+++ Material provided +++

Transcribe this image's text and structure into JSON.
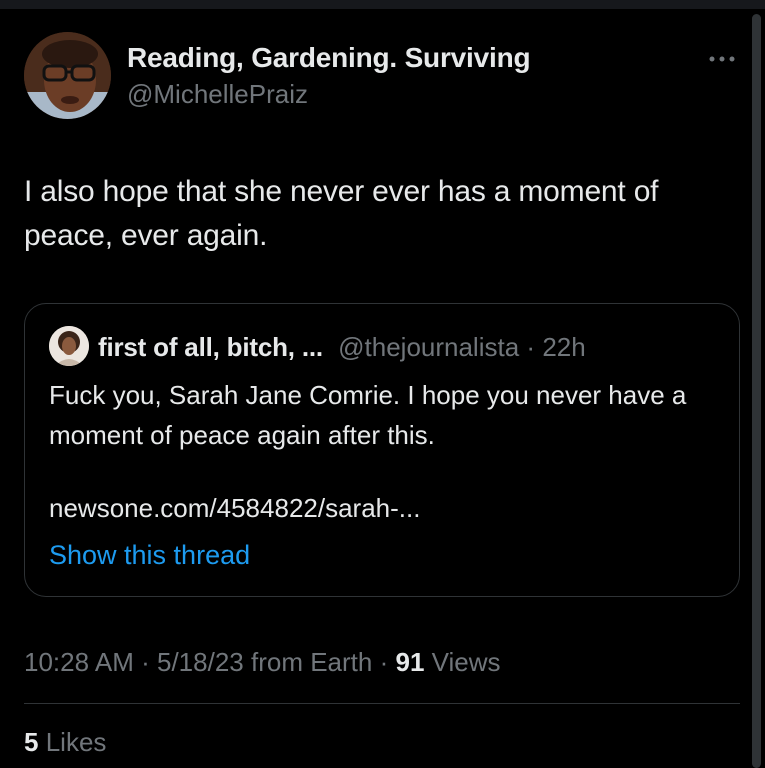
{
  "author": {
    "display_name": "Reading, Gardening. Surviving",
    "handle": "@MichellePraiz"
  },
  "icons": {
    "more": "more-horizontal-icon",
    "avatar": "profile-avatar",
    "quoted_avatar": "quoted-profile-avatar"
  },
  "tweet": {
    "text": "I also hope that she never ever has a moment of peace, ever again."
  },
  "quoted_tweet": {
    "display_name": "first of all, bitch, ...",
    "handle": "@thejournalista",
    "separator": "·",
    "time": "22h",
    "text": "Fuck you, Sarah Jane Comrie. I hope you never have a moment of peace again after this.",
    "link": "newsone.com/4584822/sarah-...",
    "show_thread_label": "Show this thread"
  },
  "meta": {
    "time": "10:28 AM",
    "separator": "·",
    "date": "5/18/23",
    "source": "from Earth",
    "views_count": "91",
    "views_label": "Views"
  },
  "likes": {
    "count": "5",
    "label": "Likes"
  },
  "colors": {
    "background": "#000000",
    "text_primary": "#e7e9ea",
    "text_secondary": "#71767b",
    "link": "#1d9bf0",
    "border": "#2f3336"
  }
}
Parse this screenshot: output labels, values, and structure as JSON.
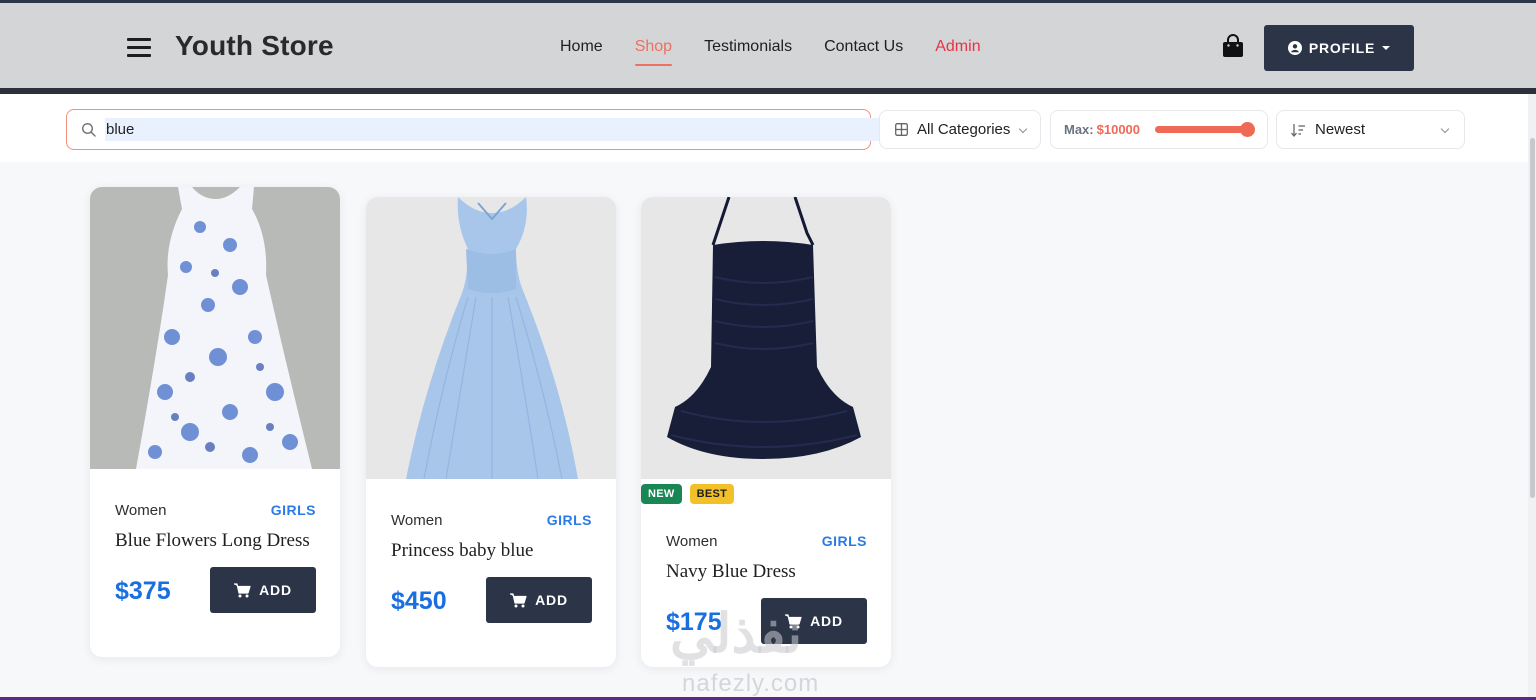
{
  "brand": "Youth Store",
  "nav": {
    "home": "Home",
    "shop": "Shop",
    "testimonials": "Testimonials",
    "contact": "Contact Us",
    "admin": "Admin"
  },
  "profile_label": "PROFILE",
  "search": {
    "value": "blue"
  },
  "filters": {
    "category": "All Categories",
    "max_label": "Max:",
    "max_value": "$10000",
    "max_slider_fraction": 1.0,
    "sort": "Newest"
  },
  "products": [
    {
      "category": "Women",
      "subcategory": "GIRLS",
      "title": "Blue Flowers Long Dress",
      "price": "$375",
      "add_label": "ADD",
      "badges": []
    },
    {
      "category": "Women",
      "subcategory": "GIRLS",
      "title": "Princess baby blue",
      "price": "$450",
      "add_label": "ADD",
      "badges": []
    },
    {
      "category": "Women",
      "subcategory": "GIRLS",
      "title": "Navy Blue Dress",
      "price": "$175",
      "add_label": "ADD",
      "badges": [
        "NEW",
        "BEST"
      ]
    }
  ],
  "watermark": {
    "arabic": "نفذلي",
    "latin": "nafezly.com"
  },
  "colors": {
    "accent": "#ee6a57",
    "dark_button": "#2b3547",
    "price_blue": "#1a6fe0",
    "admin_red": "#e53448"
  }
}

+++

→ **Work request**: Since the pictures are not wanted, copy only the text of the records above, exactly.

→ **Response below**:
Transcribe this image's text and structure into JSON.
{
  "author": {
    "display_name": "Reading, Gardening. Surviving",
    "handle": "@MichellePraiz"
  },
  "icons": {
    "more": "more-horizontal-icon",
    "avatar": "profile-avatar",
    "quoted_avatar": "quoted-profile-avatar"
  },
  "tweet": {
    "text": "I also hope that she never ever has a moment of peace, ever again."
  },
  "quoted_tweet": {
    "display_name": "first of all, bitch, ...",
    "handle": "@thejournalista",
    "separator": "·",
    "time": "22h",
    "text": "Fuck you, Sarah Jane Comrie. I hope you never have a moment of peace again after this.",
    "link": "newsone.com/4584822/sarah-...",
    "show_thread_label": "Show this thread"
  },
  "meta": {
    "time": "10:28 AM",
    "separator": "·",
    "date": "5/18/23",
    "source": "from Earth",
    "views_count": "91",
    "views_label": "Views"
  },
  "likes": {
    "count": "5",
    "label": "Likes"
  },
  "colors": {
    "background": "#000000",
    "text_primary": "#e7e9ea",
    "text_secondary": "#71767b",
    "link": "#1d9bf0",
    "border": "#2f3336"
  }
}
Parse this screenshot: output labels, values, and structure as JSON.
{
  "brand": "Youth Store",
  "nav": {
    "home": "Home",
    "shop": "Shop",
    "testimonials": "Testimonials",
    "contact": "Contact Us",
    "admin": "Admin"
  },
  "profile_label": "PROFILE",
  "search": {
    "value": "blue"
  },
  "filters": {
    "category": "All Categories",
    "max_label": "Max:",
    "max_value": "$10000",
    "max_slider_fraction": 1.0,
    "sort": "Newest"
  },
  "products": [
    {
      "category": "Women",
      "subcategory": "GIRLS",
      "title": "Blue Flowers Long Dress",
      "price": "$375",
      "add_label": "ADD",
      "badges": []
    },
    {
      "category": "Women",
      "subcategory": "GIRLS",
      "title": "Princess baby blue",
      "price": "$450",
      "add_label": "ADD",
      "badges": []
    },
    {
      "category": "Women",
      "subcategory": "GIRLS",
      "title": "Navy Blue Dress",
      "price": "$175",
      "add_label": "ADD",
      "badges": [
        "NEW",
        "BEST"
      ]
    }
  ],
  "watermark": {
    "arabic": "نفذلي",
    "latin": "nafezly.com"
  },
  "colors": {
    "accent": "#ee6a57",
    "dark_button": "#2b3547",
    "price_blue": "#1a6fe0",
    "admin_red": "#e53448"
  }
}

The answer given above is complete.